“He was supposed to go to the post for a certain coverage, and they had a busted coverage, so he just hung out there which is why C.J. didn’t see it right away,” Shanahan explained. “We had enough protection where he could take a couple more hitches. He drove the pocket and saw where Aldrick was, and he didn’t hesitate. Made that throw with that arm strength.”

Shanahan smirked at his not-so-subtle dig at those who questioned Beathard’s arm strength during the draft process. He sees a quarterback who can make all the throws, and make them from the pocket, and scramble when he needs to. All he needs now, Shanahan contends, is experience.

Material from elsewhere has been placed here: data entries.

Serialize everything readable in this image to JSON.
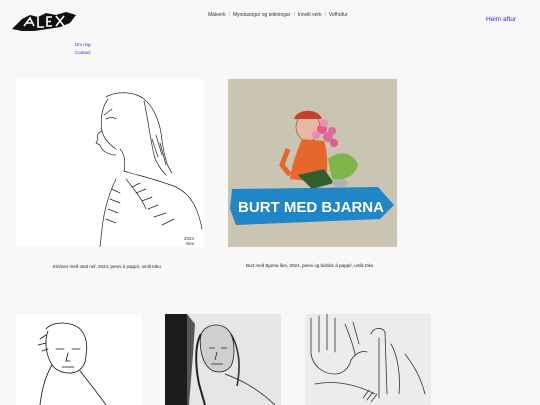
{
  "logo": {
    "text": "Alex"
  },
  "topnav": {
    "items": [
      "Málverk",
      "Myndasögur og teikningar",
      "Innvilt verk",
      "Vefhúfur"
    ]
  },
  "back_link": "Heim aftur",
  "subnav": {
    "items": [
      "Um mig",
      "Contact"
    ]
  },
  "artworks": [
    {
      "caption": "Einhver með stutt nef, 2024, penni á pappír, umlit töku",
      "signature_year": "2024",
      "signature_name": "Alex"
    },
    {
      "caption": "Burt með Bjarna líen, 2024, penni og túsblór á pappír, umlit töku",
      "banner_text": "BURT MED BJARNA"
    }
  ]
}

“It’s about playing in the game and reacting to defenses, reacting to coverages, reacting to adjustments. He’s going to see a lot of things he hasn’t seen before, and that will change each week. It will probably change each quarter.”

Helping Beathard continue to grow through those experiences will require patience, but in this situation, it’s the kind the head coach can handle.

“You’re never going to get a quick answer. You see over time, but he’s got the ability to do it. He’s got the mental toughness to do it. I think he will get better the more he plays.”